## Problem to solve
This exercise asks for a copy of each line in the records below with the word "will" in it.

Source records Block Start

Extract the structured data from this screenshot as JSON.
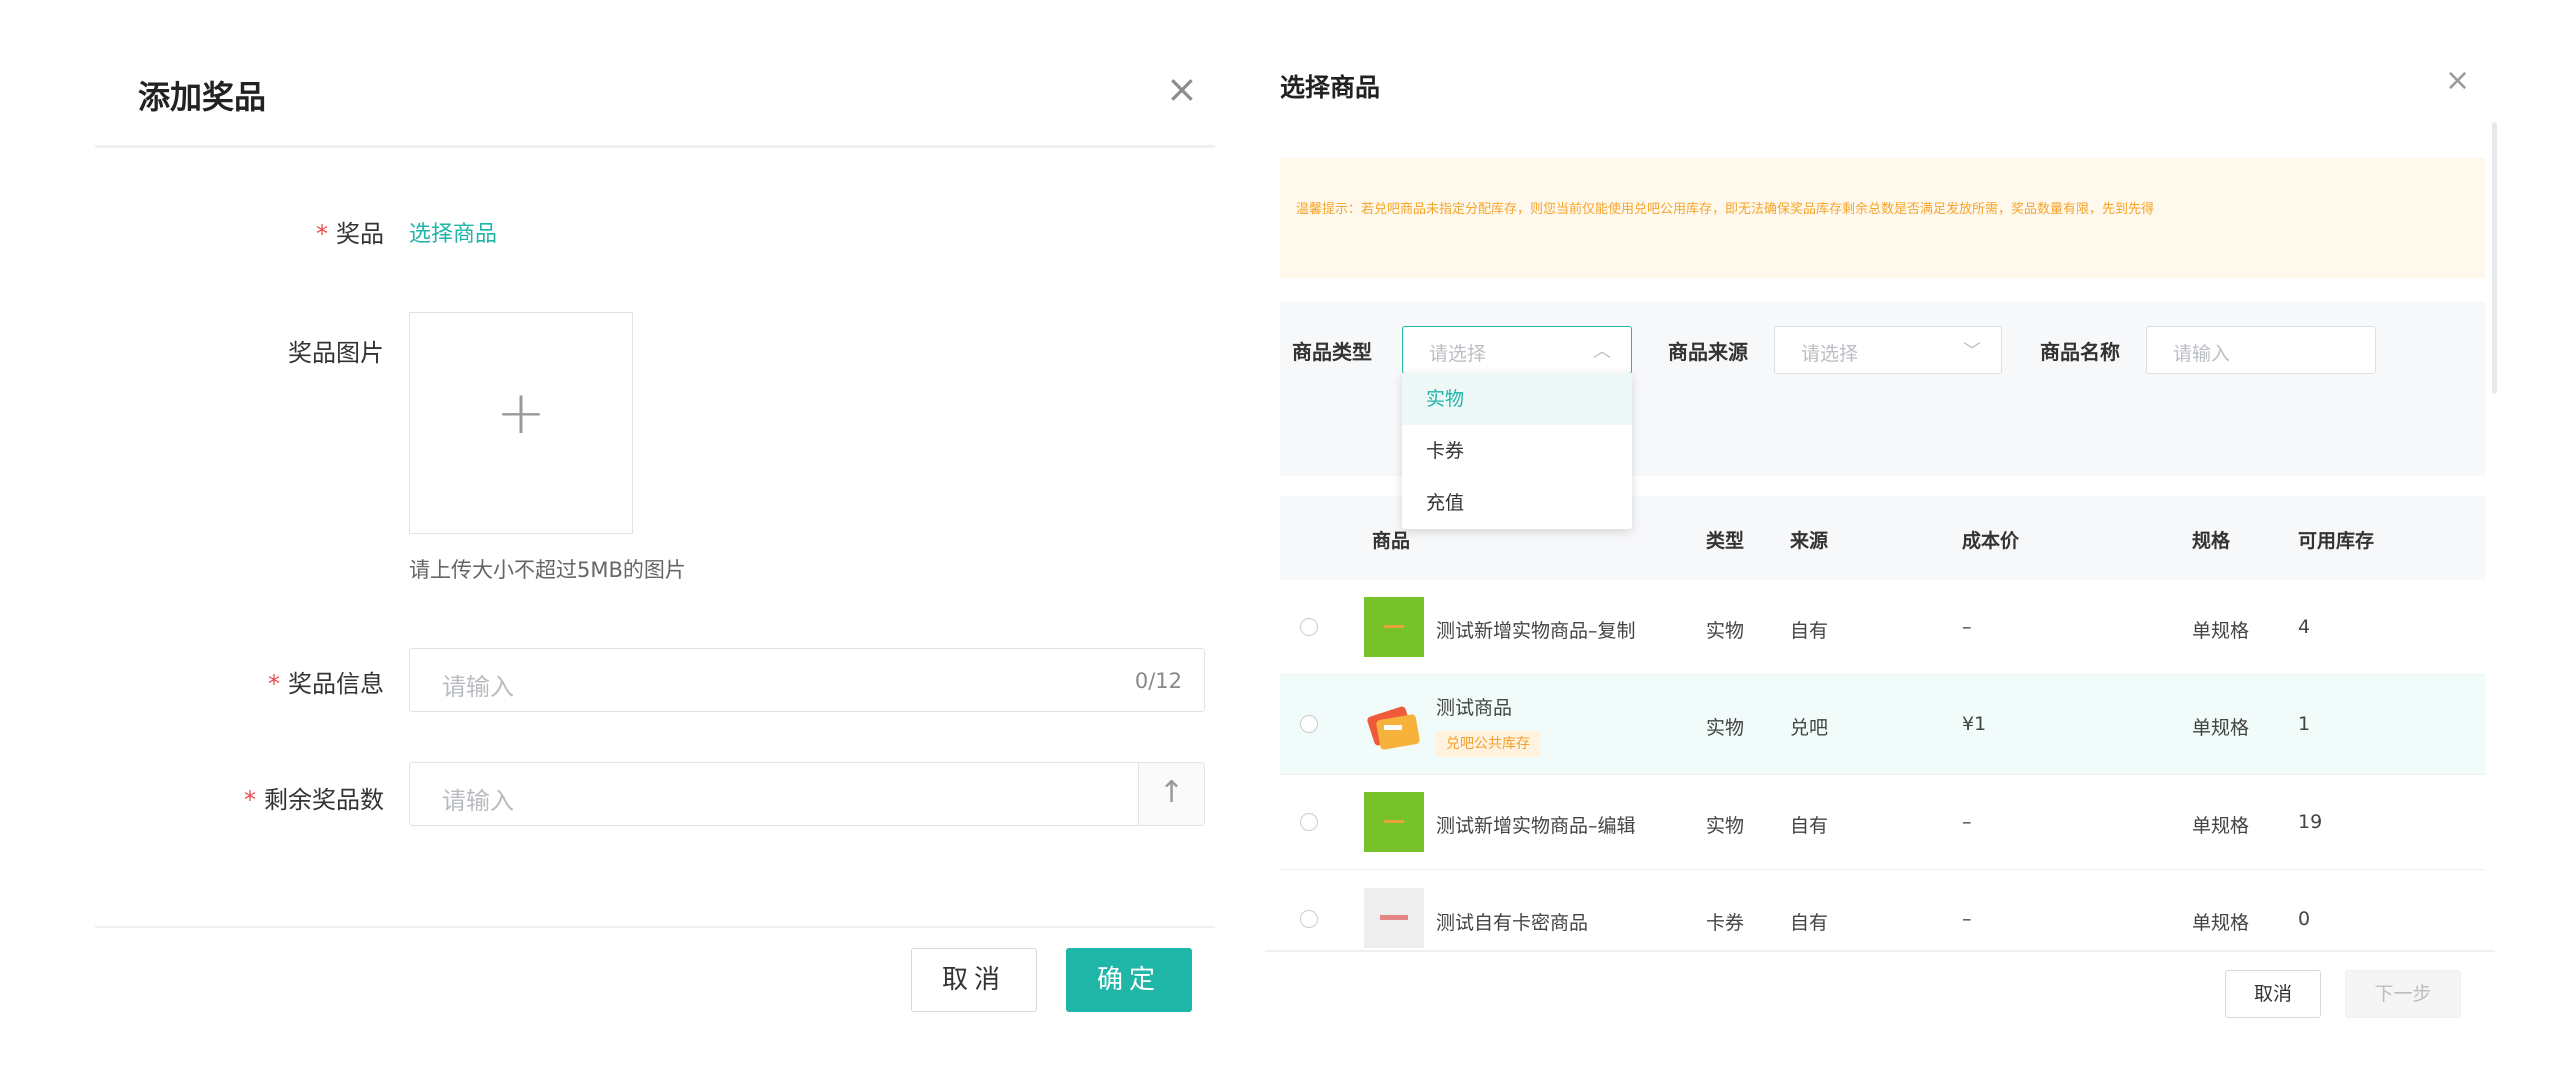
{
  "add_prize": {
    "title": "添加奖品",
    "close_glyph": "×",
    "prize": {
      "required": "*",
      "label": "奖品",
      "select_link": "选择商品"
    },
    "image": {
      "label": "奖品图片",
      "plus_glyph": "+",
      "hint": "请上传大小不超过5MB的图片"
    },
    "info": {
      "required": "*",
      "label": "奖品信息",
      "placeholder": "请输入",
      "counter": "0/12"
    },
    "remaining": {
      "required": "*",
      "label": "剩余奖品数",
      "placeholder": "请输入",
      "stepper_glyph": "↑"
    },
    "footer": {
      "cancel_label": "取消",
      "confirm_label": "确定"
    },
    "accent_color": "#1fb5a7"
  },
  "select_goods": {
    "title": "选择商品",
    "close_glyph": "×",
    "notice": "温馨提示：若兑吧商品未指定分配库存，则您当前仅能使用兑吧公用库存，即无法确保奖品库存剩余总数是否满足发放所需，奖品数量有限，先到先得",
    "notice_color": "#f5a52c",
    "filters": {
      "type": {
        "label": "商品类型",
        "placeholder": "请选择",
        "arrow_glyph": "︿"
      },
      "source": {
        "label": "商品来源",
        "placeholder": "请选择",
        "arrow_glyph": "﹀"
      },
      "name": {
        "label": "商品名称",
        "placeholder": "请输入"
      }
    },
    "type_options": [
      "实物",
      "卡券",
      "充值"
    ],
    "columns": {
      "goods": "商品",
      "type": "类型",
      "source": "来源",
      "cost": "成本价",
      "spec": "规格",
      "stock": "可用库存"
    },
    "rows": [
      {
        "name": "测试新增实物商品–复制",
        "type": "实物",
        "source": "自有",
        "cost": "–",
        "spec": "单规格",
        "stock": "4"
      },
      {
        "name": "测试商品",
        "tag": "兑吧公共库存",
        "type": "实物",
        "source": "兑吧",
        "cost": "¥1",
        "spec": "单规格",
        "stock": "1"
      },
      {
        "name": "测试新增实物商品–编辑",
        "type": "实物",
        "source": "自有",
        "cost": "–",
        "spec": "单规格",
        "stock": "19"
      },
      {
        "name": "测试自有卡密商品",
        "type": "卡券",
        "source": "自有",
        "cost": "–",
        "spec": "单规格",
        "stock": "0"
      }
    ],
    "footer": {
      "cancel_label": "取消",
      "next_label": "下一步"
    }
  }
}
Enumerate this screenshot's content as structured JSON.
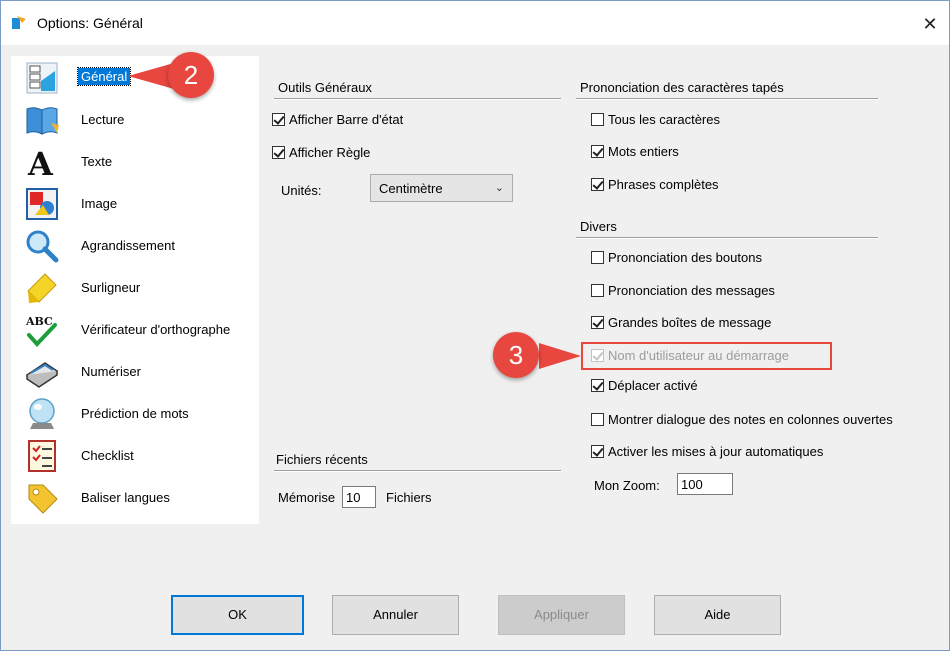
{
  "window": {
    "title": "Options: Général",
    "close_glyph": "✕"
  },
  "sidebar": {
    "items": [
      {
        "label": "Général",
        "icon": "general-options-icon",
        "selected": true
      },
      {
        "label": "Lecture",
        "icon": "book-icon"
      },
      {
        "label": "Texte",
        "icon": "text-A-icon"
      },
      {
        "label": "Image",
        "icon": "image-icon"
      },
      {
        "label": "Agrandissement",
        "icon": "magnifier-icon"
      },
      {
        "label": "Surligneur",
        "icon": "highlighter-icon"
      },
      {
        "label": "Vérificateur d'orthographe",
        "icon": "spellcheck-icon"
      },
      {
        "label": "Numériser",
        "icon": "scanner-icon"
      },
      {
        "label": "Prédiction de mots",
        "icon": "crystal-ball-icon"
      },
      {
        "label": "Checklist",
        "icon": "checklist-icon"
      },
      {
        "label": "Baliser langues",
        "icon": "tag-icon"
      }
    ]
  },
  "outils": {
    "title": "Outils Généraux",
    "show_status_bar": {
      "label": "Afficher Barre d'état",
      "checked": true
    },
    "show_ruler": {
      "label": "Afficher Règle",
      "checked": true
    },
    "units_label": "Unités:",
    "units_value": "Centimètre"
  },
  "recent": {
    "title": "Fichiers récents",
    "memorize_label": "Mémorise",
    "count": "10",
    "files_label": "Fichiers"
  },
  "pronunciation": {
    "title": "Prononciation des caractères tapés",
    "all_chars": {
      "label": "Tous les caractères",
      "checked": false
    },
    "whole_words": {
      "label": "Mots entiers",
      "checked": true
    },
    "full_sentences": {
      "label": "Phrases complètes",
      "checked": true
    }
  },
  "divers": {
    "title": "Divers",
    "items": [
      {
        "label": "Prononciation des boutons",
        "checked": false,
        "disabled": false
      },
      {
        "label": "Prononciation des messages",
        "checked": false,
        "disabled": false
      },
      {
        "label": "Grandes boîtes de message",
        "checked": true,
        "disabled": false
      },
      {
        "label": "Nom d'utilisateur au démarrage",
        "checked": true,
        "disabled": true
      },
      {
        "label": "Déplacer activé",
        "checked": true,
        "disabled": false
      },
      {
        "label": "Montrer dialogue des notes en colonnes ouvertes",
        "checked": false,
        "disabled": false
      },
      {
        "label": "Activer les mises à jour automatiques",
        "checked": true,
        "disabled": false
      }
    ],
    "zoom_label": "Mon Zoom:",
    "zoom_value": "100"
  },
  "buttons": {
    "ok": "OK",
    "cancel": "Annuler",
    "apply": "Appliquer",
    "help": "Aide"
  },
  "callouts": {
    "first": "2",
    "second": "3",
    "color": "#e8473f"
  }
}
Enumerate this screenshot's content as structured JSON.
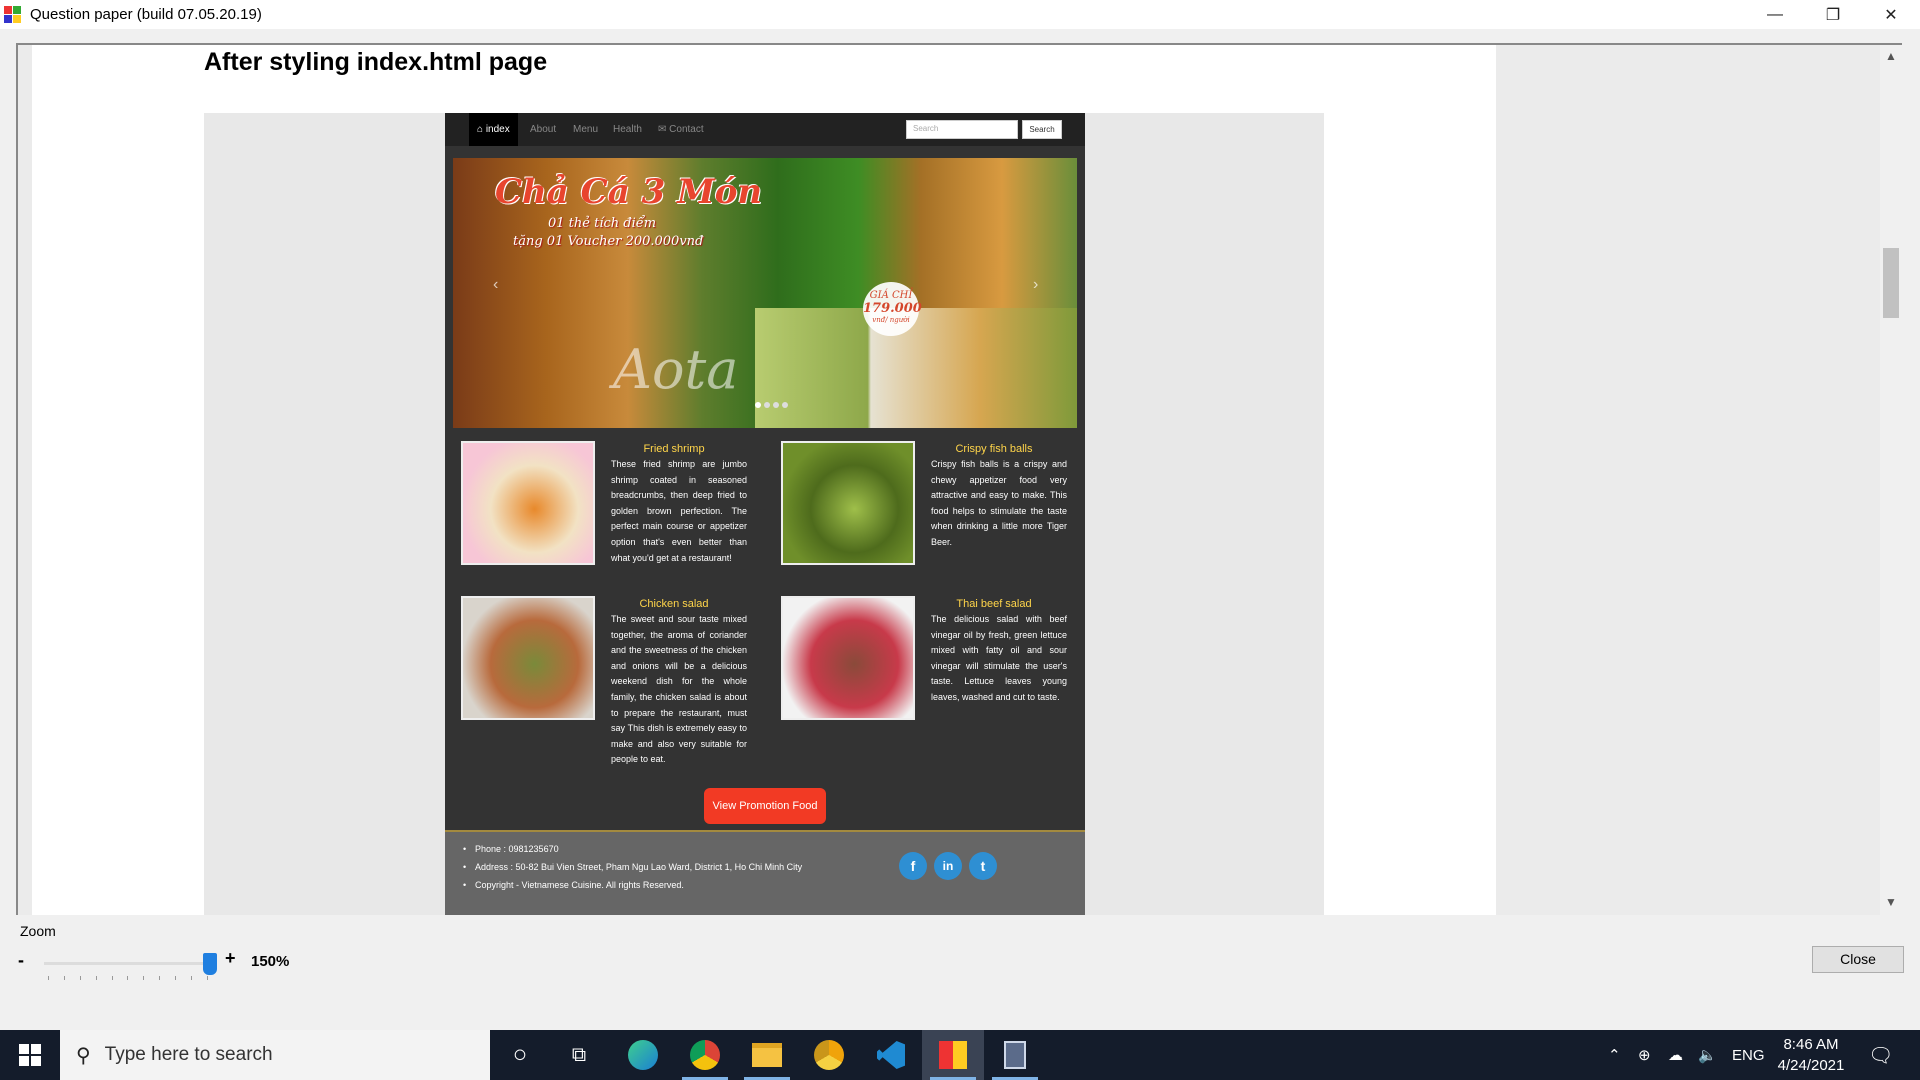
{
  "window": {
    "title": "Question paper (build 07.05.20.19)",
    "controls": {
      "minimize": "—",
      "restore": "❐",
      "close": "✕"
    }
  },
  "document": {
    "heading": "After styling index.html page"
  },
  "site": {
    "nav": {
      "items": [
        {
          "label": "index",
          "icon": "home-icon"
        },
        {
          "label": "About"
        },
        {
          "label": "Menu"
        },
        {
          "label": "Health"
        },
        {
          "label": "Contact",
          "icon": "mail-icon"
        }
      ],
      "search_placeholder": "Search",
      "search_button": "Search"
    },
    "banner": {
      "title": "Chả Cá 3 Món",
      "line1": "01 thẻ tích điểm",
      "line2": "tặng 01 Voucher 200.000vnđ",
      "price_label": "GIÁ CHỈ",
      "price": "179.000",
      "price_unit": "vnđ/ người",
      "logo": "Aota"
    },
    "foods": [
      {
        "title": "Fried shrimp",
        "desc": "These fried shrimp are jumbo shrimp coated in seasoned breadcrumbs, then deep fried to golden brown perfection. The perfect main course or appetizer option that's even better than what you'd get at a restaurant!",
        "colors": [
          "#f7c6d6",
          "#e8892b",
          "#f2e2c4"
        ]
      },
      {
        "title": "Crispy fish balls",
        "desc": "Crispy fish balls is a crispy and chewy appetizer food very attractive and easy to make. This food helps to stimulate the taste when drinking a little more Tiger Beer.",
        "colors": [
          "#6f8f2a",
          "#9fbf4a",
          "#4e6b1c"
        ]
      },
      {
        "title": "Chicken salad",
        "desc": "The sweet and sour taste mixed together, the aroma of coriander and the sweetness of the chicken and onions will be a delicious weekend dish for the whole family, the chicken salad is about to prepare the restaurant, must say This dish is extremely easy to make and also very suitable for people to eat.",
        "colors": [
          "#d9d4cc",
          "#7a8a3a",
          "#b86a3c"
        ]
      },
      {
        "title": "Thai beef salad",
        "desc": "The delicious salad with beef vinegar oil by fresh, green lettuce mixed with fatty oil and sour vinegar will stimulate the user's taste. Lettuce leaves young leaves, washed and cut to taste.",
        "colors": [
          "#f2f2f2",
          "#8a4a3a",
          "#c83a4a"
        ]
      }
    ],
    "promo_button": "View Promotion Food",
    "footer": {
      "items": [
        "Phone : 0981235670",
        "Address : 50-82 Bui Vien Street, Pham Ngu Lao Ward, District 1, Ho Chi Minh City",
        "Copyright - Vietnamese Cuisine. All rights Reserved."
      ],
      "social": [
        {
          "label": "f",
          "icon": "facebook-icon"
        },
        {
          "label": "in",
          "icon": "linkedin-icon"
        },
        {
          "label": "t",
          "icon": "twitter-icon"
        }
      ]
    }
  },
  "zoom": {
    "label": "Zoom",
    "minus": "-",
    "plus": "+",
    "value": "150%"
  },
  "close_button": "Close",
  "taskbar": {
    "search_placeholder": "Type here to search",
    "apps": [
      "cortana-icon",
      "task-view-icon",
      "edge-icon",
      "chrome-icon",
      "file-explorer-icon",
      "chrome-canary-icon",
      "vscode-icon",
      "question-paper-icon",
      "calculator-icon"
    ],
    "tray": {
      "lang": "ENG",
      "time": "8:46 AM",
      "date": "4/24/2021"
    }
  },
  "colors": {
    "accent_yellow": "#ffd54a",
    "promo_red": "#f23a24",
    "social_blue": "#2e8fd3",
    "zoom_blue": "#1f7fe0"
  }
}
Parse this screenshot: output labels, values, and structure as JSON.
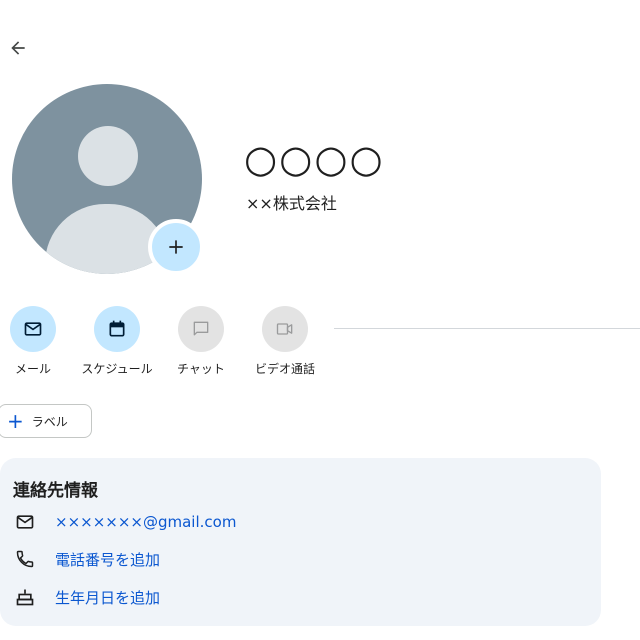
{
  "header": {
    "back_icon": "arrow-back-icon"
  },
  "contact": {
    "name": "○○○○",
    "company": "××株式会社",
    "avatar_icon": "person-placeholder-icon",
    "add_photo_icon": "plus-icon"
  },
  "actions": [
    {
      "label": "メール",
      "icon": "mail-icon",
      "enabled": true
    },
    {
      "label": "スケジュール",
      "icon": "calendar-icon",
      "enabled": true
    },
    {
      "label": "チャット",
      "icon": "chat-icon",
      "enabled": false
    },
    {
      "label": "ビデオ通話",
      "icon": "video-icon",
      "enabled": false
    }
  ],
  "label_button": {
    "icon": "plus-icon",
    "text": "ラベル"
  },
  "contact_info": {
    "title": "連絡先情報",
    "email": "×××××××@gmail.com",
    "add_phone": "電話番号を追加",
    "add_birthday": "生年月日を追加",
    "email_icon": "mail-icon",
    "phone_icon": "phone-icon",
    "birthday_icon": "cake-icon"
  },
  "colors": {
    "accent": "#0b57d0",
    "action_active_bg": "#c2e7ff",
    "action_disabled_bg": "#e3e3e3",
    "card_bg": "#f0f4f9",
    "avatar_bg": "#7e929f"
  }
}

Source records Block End

## Worked solution
        "desc": "The sweet and sour taste mixed together, the aroma of coriander and the sweetness of the chicken and onions will be a delicious weekend dish for the whole family, the chicken salad is about to prepare the restaurant, must say This dish is extremely easy to make and also very suitable for people to eat.",
        "desc": "The delicious salad with beef vinegar oil by fresh, green lettuce mixed with fatty oil and sour vinegar will stimulate the user's taste. Lettuce leaves young leaves, washed and cut to taste.",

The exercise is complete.